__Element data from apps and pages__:
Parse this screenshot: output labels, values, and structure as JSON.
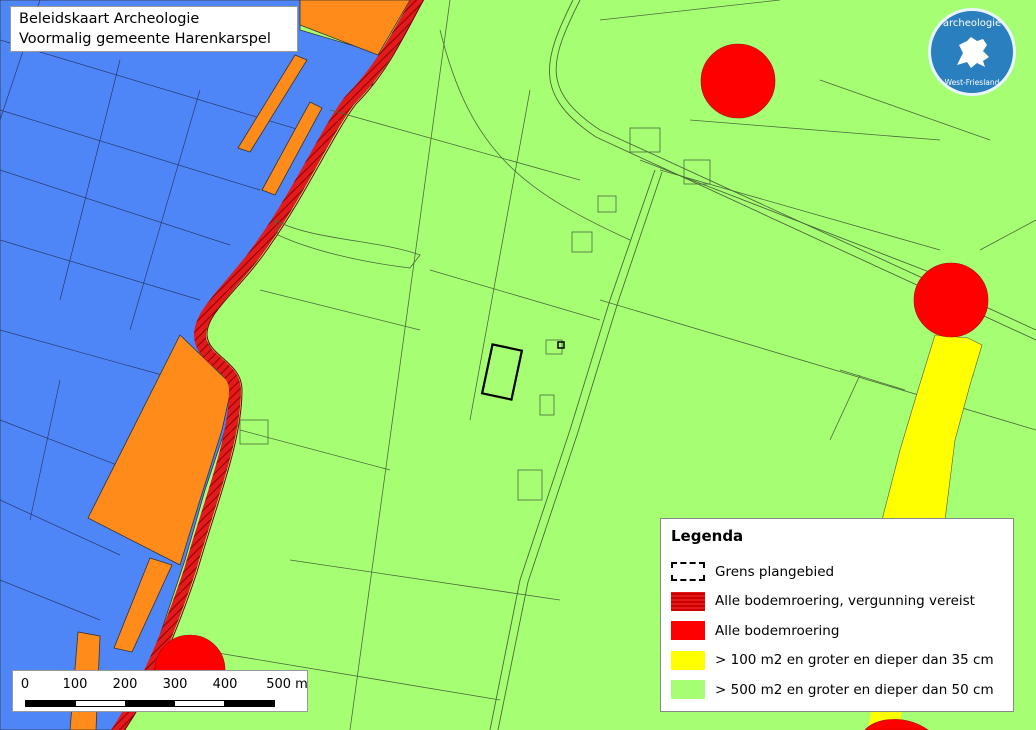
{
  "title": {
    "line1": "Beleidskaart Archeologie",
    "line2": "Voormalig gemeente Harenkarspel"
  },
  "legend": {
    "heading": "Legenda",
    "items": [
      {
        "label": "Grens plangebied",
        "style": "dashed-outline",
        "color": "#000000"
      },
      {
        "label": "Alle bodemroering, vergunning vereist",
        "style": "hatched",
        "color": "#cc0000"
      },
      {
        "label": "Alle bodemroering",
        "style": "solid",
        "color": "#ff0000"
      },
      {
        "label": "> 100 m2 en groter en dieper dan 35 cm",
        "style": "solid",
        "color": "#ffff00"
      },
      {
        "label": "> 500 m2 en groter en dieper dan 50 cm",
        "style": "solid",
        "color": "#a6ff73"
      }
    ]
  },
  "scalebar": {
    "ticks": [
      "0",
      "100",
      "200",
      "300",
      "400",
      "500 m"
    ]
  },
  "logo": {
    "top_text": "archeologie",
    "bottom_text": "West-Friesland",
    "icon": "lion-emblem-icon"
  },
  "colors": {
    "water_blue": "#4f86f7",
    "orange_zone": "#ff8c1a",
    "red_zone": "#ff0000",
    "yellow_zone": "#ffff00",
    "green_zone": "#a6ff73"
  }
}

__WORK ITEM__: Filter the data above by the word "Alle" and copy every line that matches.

__ANSWER TO THIS TASK__:
        "label": "Alle bodemroering, vergunning vereist",
        "label": "Alle bodemroering",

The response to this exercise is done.